● **Problem description**
Could you repeat the entries below word for word, leaving nothing out?

● **Records drawn from a dataset**
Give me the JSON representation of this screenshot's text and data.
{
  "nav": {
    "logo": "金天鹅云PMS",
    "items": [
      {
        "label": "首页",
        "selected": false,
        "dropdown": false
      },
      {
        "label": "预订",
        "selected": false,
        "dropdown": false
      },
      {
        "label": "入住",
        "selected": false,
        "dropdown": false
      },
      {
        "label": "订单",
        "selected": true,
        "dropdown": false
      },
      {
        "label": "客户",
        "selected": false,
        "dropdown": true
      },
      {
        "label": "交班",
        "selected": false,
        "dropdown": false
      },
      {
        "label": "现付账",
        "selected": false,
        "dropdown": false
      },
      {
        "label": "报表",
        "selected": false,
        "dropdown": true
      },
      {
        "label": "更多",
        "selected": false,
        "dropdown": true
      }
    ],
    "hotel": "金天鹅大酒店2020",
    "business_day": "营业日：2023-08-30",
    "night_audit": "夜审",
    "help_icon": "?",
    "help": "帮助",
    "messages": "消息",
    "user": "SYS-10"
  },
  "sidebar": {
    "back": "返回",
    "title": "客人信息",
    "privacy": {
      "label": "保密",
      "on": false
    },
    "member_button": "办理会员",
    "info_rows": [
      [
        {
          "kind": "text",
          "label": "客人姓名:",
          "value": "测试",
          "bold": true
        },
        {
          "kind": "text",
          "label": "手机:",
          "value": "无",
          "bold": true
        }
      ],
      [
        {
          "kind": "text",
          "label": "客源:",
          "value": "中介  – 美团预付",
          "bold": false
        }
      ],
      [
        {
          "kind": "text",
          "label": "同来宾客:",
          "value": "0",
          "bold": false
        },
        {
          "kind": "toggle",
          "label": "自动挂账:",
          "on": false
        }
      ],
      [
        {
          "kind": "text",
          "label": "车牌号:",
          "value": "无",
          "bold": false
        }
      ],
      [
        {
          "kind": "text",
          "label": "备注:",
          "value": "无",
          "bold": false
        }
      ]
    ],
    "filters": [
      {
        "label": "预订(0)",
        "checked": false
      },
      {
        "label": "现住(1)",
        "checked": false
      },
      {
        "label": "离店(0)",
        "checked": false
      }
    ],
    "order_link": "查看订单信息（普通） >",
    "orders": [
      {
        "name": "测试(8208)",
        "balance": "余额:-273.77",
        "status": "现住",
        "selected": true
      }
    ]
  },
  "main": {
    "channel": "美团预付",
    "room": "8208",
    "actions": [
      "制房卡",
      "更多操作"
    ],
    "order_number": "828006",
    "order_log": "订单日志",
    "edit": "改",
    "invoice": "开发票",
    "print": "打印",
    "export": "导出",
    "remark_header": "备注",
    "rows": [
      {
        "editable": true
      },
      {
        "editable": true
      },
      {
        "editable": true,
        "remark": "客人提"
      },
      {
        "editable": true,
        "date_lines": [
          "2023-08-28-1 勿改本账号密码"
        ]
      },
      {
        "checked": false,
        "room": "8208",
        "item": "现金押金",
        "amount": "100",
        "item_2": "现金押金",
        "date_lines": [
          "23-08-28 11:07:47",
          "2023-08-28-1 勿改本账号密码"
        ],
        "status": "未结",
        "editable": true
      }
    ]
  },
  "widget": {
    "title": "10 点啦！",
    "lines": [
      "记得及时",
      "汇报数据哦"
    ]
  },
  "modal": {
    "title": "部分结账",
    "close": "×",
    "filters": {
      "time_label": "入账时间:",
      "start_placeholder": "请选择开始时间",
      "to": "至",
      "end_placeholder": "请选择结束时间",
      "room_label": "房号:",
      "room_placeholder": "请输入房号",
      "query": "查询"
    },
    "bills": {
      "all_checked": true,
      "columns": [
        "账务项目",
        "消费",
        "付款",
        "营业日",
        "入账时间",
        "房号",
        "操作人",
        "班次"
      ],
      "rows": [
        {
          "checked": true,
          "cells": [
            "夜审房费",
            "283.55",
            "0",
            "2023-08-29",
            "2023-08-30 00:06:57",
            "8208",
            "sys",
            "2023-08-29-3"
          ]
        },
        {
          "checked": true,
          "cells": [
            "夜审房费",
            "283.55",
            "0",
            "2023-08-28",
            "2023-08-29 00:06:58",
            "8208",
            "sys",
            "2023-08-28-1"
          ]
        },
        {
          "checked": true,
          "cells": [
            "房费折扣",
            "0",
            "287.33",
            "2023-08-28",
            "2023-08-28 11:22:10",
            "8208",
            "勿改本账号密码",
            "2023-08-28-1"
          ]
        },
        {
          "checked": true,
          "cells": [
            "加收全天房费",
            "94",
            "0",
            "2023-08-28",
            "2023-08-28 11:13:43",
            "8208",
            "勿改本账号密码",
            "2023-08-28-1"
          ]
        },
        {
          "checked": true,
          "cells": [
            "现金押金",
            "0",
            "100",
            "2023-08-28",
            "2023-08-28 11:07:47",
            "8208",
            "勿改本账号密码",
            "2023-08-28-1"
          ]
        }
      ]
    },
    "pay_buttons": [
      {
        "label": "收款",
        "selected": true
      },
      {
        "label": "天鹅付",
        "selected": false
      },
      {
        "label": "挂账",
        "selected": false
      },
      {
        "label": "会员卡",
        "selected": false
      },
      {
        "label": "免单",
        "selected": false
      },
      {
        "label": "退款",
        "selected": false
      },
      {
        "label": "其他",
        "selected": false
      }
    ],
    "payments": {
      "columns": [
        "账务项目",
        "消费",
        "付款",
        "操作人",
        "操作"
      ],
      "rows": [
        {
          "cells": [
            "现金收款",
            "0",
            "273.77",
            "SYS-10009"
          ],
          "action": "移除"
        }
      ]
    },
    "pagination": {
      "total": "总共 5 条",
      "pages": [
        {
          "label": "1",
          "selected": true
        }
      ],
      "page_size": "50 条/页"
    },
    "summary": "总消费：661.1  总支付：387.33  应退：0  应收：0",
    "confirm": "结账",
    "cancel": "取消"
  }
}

● **Answer for this exercise**
Give me the JSON representation of this screenshot's text and data.
{
  "nav": {
    "logo": "金天鹅云PMS",
    "items": [
      {
        "label": "首页",
        "selected": false,
        "dropdown": false
      },
      {
        "label": "预订",
        "selected": false,
        "dropdown": false
      },
      {
        "label": "入住",
        "selected": false,
        "dropdown": false
      },
      {
        "label": "订单",
        "selected": true,
        "dropdown": false
      },
      {
        "label": "客户",
        "selected": false,
        "dropdown": true
      },
      {
        "label": "交班",
        "selected": false,
        "dropdown": false
      },
      {
        "label": "现付账",
        "selected": false,
        "dropdown": false
      },
      {
        "label": "报表",
        "selected": false,
        "dropdown": true
      },
      {
        "label": "更多",
        "selected": false,
        "dropdown": true
      }
    ],
    "hotel": "金天鹅大酒店2020",
    "business_day": "营业日：2023-08-30",
    "night_audit": "夜审",
    "help_icon": "?",
    "help": "帮助",
    "messages": "消息",
    "user": "SYS-10"
  },
  "sidebar": {
    "back": "返回",
    "title": "客人信息",
    "privacy": {
      "label": "保密",
      "on": false
    },
    "member_button": "办理会员",
    "info_rows": [
      [
        {
          "kind": "text",
          "label": "客人姓名:",
          "value": "测试",
          "bold": true
        },
        {
          "kind": "text",
          "label": "手机:",
          "value": "无",
          "bold": true
        }
      ],
      [
        {
          "kind": "text",
          "label": "客源:",
          "value": "中介  – 美团预付",
          "bold": false
        }
      ],
      [
        {
          "kind": "text",
          "label": "同来宾客:",
          "value": "0",
          "bold": false
        },
        {
          "kind": "toggle",
          "label": "自动挂账:",
          "on": false
        }
      ],
      [
        {
          "kind": "text",
          "label": "车牌号:",
          "value": "无",
          "bold": false
        }
      ],
      [
        {
          "kind": "text",
          "label": "备注:",
          "value": "无",
          "bold": false
        }
      ]
    ],
    "filters": [
      {
        "label": "预订(0)",
        "checked": false
      },
      {
        "label": "现住(1)",
        "checked": false
      },
      {
        "label": "离店(0)",
        "checked": false
      }
    ],
    "order_link": "查看订单信息（普通） >",
    "orders": [
      {
        "name": "测试(8208)",
        "balance": "余额:-273.77",
        "status": "现住",
        "selected": true
      }
    ]
  },
  "main": {
    "channel": "美团预付",
    "room": "8208",
    "actions": [
      "制房卡",
      "更多操作"
    ],
    "order_number": "828006",
    "order_log": "订单日志",
    "edit": "改",
    "invoice": "开发票",
    "print": "打印",
    "export": "导出",
    "remark_header": "备注",
    "rows": [
      {
        "editable": true
      },
      {
        "editable": true
      },
      {
        "editable": true,
        "remark": "客人提"
      },
      {
        "editable": true,
        "date_lines": [
          "2023-08-28-1 勿改本账号密码"
        ]
      },
      {
        "checked": false,
        "room": "8208",
        "item": "现金押金",
        "amount": "100",
        "item_2": "现金押金",
        "date_lines": [
          "23-08-28 11:07:47",
          "2023-08-28-1 勿改本账号密码"
        ],
        "status": "未结",
        "editable": true
      }
    ]
  },
  "widget": {
    "title": "10 点啦！",
    "lines": [
      "记得及时",
      "汇报数据哦"
    ]
  },
  "modal": {
    "title": "部分结账",
    "close": "×",
    "filters": {
      "time_label": "入账时间:",
      "start_placeholder": "请选择开始时间",
      "to": "至",
      "end_placeholder": "请选择结束时间",
      "room_label": "房号:",
      "room_placeholder": "请输入房号",
      "query": "查询"
    },
    "bills": {
      "all_checked": true,
      "columns": [
        "账务项目",
        "消费",
        "付款",
        "营业日",
        "入账时间",
        "房号",
        "操作人",
        "班次"
      ],
      "rows": [
        {
          "checked": true,
          "cells": [
            "夜审房费",
            "283.55",
            "0",
            "2023-08-29",
            "2023-08-30 00:06:57",
            "8208",
            "sys",
            "2023-08-29-3"
          ]
        },
        {
          "checked": true,
          "cells": [
            "夜审房费",
            "283.55",
            "0",
            "2023-08-28",
            "2023-08-29 00:06:58",
            "8208",
            "sys",
            "2023-08-28-1"
          ]
        },
        {
          "checked": true,
          "cells": [
            "房费折扣",
            "0",
            "287.33",
            "2023-08-28",
            "2023-08-28 11:22:10",
            "8208",
            "勿改本账号密码",
            "2023-08-28-1"
          ]
        },
        {
          "checked": true,
          "cells": [
            "加收全天房费",
            "94",
            "0",
            "2023-08-28",
            "2023-08-28 11:13:43",
            "8208",
            "勿改本账号密码",
            "2023-08-28-1"
          ]
        },
        {
          "checked": true,
          "cells": [
            "现金押金",
            "0",
            "100",
            "2023-08-28",
            "2023-08-28 11:07:47",
            "8208",
            "勿改本账号密码",
            "2023-08-28-1"
          ]
        }
      ]
    },
    "pay_buttons": [
      {
        "label": "收款",
        "selected": true
      },
      {
        "label": "天鹅付",
        "selected": false
      },
      {
        "label": "挂账",
        "selected": false
      },
      {
        "label": "会员卡",
        "selected": false
      },
      {
        "label": "免单",
        "selected": false
      },
      {
        "label": "退款",
        "selected": false
      },
      {
        "label": "其他",
        "selected": false
      }
    ],
    "payments": {
      "columns": [
        "账务项目",
        "消费",
        "付款",
        "操作人",
        "操作"
      ],
      "rows": [
        {
          "cells": [
            "现金收款",
            "0",
            "273.77",
            "SYS-10009"
          ],
          "action": "移除"
        }
      ]
    },
    "pagination": {
      "total": "总共 5 条",
      "pages": [
        {
          "label": "1",
          "selected": true
        }
      ],
      "page_size": "50 条/页"
    },
    "summary": "总消费：661.1  总支付：387.33  应退：0  应收：0",
    "confirm": "结账",
    "cancel": "取消"
  }
}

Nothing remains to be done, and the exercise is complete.